It would hardly be a romantic Valentine's Day dinner without a couple glasses of bubbly and a sweet bite of chocolate. We'll show you some of our favourite picks and what to look for when pairing.
There’s something about those luscious little bubbles that make drinking champers such a visceral delight, or the spine-tingling thrill of biting into rich dark chocolate — especially after a sip of wine reserved for a special occasion. Canadians love their chocolate and wine, and what better excuse to enjoy them together than Valentine's Day? But before you splurge, know what to buy. We asked our wine expert Elsa Macdonald to weigh in on the best bubbly for the occasion, and how to pair wine and chocolate for the perfect romantic night in.

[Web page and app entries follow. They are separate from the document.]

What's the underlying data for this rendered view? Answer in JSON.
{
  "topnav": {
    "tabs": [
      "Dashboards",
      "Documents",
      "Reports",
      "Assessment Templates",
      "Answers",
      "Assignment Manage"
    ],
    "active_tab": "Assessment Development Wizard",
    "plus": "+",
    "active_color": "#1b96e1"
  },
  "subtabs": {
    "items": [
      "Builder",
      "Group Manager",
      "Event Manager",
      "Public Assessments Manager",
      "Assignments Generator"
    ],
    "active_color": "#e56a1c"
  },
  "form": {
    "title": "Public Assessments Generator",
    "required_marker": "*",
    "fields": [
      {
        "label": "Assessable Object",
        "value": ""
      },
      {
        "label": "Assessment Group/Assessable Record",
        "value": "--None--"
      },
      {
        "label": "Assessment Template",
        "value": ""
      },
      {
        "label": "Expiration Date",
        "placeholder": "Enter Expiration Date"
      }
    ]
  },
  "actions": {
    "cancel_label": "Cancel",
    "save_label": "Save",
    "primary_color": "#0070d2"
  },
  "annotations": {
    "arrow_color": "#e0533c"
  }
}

Those signature bubbles
Wine expert Elsa Macdonald explains that effervesce, which pros refer to as the mousse, is one of the most important part of the sparkling wine experience. “The best examples melt in your mouth while others may seem foamy and aggressive,” she says. But before bubbly gets bubbles, it’s simply a high quality white wine. During a second fermentation, carbon dioxide is released; normally it evaporates, but when fermentation occurs in a sealed environment (like a Champagne bottle) it dissolves back into the wine. The longer the wine and bubbles hang out together under bottle pressure (called en-tirage, which happens for a minimum of 15 months), the finer the bubbles become which creates that sought-after creamy mousse sensation. When properly stored, Champagne (made from grapes grown in the Champagne region of France) or other sparkling wine can keep up to 20 years.
Because true Champagne comes with a hefty price tag, stay close to home and try Canadian sparkling. Elsa suggests Jackson-Triggs Entourage. Produced using grapes from the Niagara or Okanagan wine regions, it’s aged en-tirage just like Champagne, for over two years. It is crisp, dry, and elegant. $24.95
Italy knows a thing or two about romance and bubbles! Try Ruffino Prosecco. It is a light, fruity, faintly sweet-style of Prosecco. Slightly lower in alcohol, it’s an easy sipper on its own or mixed into cocktails before dinner. $17
Chocolate and wine? At the same time?
Elsa’s realistic no-rules approach makes it a breeze to match food and wine, especially when it comes to chocolate: “Eat what you like and drink what you like!” But she can offer some guidelines: Try to ensure your wine is sweeter than your food. If the food is too sweet it will make the wine taste less sweet and fruity – maybe even astringent. So, when it comes to chocolate, she cautions to watch the sweetness levels of the pairing. Pair dark chocolate (60% cacao or higher) with a full-bodied red wine, such as Ravenswood or Lodi Zinfandel. If you’re drinking something sweeter, such as Taylor Fladgate’s Late Bottle Vintage Port, try it with milk chocolate. (Though dark chocolate still works well!)
Elsa Macdonald is the Director of Wine Education at Constellation Academy of Wine. She’s our go-to expert for everything wine, and throughout the year will help us demystify, debunk and understand a little more about the noble grape — in layman’s terms. Have a question about wine? Send it to email@example.com